Yale's dean, Edward Snyder, migrated to Connecticut in 2011 from Chicago's Booth School of Business. In the midst of Chicago's Gothic maze, Booth is a modern, self-contained business school campus, the kind of campus Yale SOM students and faculty might have envied.  Once Snyder arrived in New Haven, he spearheaded the completion of a new campus, a new facility featuring the latest business-school bells and whistles. And his experience in helping to open Chicago's new doors no doubt got many SOM faculty, alumni and students excited about a new campus for Yale.

Building modern facilities is a frequent occurrence at top business schools.  They know that to attract top students, schools must pay attention to their physical being. Facilities, campus and amenities sometimes rank as high as innovative course offerings, curriculum, career placement and notable faculty when students decide whether or not to attend.  While Yale SOM attracted top students over the past decades, many alumni and school leaders felt that an impressive, separate campus was necessary to lure the student that might otherwise be more interested in attending Wharton or Harvard.

Yale and Chicago are certainly not the only schools with new campuses.  Stanford now has its new Knight Management Center, home to its business school since 2011, featuring courtyards, magical classroom technology, chic ambience and sunlit, outdoor cafe settings.  Wharton and Consortium school Michigan have also opened new campus facilities.

Yale SOM has had a colorful history. When it was launched in the mid-1970s, it wanted to be different from other schools. It offered a management-education mixture of the public and private sector.  The degree it certified upon its graduates then was the "MPPM"--a master's in public and private management, arguably a combination of the MPA and MBA degree. Graduates would be steered toward Morgan Stanley, the World Bank or Capitol Hill.
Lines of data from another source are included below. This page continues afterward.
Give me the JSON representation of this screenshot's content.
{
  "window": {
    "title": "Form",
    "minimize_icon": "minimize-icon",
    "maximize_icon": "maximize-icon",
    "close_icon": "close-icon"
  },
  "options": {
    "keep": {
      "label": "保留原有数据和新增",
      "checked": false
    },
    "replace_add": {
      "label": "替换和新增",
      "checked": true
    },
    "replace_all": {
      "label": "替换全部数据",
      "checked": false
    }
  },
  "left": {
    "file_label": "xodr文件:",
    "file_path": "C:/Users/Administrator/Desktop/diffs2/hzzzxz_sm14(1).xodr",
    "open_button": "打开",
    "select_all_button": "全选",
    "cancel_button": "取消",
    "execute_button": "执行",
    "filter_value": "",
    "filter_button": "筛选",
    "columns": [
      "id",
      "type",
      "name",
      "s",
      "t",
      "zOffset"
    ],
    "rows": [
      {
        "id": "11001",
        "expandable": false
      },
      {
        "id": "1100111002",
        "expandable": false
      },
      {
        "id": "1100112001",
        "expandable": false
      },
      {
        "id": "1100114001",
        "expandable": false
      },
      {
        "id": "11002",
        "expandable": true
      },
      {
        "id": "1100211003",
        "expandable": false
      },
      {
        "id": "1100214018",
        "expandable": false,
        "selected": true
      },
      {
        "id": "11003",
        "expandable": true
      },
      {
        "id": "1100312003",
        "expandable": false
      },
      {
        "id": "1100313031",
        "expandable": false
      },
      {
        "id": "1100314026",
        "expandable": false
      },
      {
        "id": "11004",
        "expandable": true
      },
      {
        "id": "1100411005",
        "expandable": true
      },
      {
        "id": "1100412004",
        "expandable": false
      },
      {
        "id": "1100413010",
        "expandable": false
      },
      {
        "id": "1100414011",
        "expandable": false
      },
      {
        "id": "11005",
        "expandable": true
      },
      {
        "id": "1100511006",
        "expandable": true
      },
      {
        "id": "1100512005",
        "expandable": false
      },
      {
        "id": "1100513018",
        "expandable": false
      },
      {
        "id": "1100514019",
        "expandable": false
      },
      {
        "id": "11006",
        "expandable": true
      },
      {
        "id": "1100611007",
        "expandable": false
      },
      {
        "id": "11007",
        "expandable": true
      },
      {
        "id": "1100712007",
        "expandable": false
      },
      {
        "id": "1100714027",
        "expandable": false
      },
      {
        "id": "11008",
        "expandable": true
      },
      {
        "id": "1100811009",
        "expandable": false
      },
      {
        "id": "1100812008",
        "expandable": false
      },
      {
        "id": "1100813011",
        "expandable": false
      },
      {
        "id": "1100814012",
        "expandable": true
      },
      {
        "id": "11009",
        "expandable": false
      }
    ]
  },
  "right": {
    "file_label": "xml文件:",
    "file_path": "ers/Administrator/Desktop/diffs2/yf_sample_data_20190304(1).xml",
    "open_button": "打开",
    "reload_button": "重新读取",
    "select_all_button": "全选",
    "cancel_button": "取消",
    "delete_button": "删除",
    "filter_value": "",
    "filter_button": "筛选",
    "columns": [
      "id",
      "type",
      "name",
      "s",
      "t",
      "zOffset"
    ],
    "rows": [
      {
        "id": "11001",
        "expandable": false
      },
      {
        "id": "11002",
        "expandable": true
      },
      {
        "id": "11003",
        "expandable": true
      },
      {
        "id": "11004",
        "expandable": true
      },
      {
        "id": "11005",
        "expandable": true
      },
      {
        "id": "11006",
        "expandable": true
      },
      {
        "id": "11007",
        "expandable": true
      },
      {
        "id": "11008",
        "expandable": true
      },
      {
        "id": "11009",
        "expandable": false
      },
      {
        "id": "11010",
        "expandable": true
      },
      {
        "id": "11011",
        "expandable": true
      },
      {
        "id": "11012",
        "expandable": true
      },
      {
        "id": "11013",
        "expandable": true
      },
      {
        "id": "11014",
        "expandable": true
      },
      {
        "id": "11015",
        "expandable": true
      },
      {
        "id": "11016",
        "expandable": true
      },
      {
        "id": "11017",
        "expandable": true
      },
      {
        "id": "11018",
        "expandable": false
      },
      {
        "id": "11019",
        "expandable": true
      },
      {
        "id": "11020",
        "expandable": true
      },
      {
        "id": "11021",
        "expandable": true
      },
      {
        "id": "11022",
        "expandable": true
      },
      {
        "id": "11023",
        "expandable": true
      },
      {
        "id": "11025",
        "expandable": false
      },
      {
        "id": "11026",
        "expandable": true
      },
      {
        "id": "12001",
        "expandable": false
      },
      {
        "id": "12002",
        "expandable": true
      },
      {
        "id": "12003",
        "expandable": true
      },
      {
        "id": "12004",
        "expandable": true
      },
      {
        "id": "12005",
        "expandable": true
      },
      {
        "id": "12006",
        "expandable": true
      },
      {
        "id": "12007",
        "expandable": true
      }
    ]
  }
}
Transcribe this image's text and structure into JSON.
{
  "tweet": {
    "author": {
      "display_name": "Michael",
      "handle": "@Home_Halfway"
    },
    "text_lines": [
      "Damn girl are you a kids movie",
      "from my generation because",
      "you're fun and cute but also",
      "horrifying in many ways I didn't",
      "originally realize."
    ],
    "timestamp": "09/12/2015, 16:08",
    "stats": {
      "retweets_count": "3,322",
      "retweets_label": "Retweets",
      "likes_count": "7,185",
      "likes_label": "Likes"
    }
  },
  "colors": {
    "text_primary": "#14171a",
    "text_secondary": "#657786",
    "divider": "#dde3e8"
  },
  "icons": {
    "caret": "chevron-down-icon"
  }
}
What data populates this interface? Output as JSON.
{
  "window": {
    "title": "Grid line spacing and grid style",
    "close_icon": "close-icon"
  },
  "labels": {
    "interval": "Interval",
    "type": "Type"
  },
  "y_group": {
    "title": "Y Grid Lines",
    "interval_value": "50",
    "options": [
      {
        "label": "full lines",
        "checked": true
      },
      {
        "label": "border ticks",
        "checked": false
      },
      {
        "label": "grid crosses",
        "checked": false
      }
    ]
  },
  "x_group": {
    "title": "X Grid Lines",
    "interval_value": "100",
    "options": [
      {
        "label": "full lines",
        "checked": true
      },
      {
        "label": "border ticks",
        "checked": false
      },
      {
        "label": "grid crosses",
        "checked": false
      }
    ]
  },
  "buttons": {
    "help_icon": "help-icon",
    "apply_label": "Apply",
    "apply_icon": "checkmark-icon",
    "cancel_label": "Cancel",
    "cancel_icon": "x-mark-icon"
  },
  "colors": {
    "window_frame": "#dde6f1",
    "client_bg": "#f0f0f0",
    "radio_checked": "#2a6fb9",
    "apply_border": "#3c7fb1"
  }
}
At one point, the "O" in "SOM" stood for "Organization."

At times, alumni, recruiters, employers and other constituents interpreted the degree in many ways. And at times, new deans pushed the emphasis one way or the other. Eventually SOM settled on the MBA degree, and it has tweaked the definition of what that means from time to time. In its first three decades, Yale SOM didn't have a separate facility, but existed in a pleasant, neighborly network of "houses" on Yale's Hillhouse Ave.

The new Evans Hall reinforces the notion that Yale SOM has become a top business school in a classical way, although the school, more than many others, tends to walk and run to its own drumbeat by remaining small and enjoying experiments with new ways of instruction or new approaches to the MBA experience. Its integrated curriculum is its latest novel approach.

Yale joined the Consortium in 2008 and has graduated dozens of Consortium MBA's since then. 

Yale being Yale, the school and new facility will seek to fit in well with the rest of the Yale campus.  Evans Hall, with blue hues, courtyards and exquisitely selected artwork, wants to be identifiably Yale, circa 2014.

Tracy Williams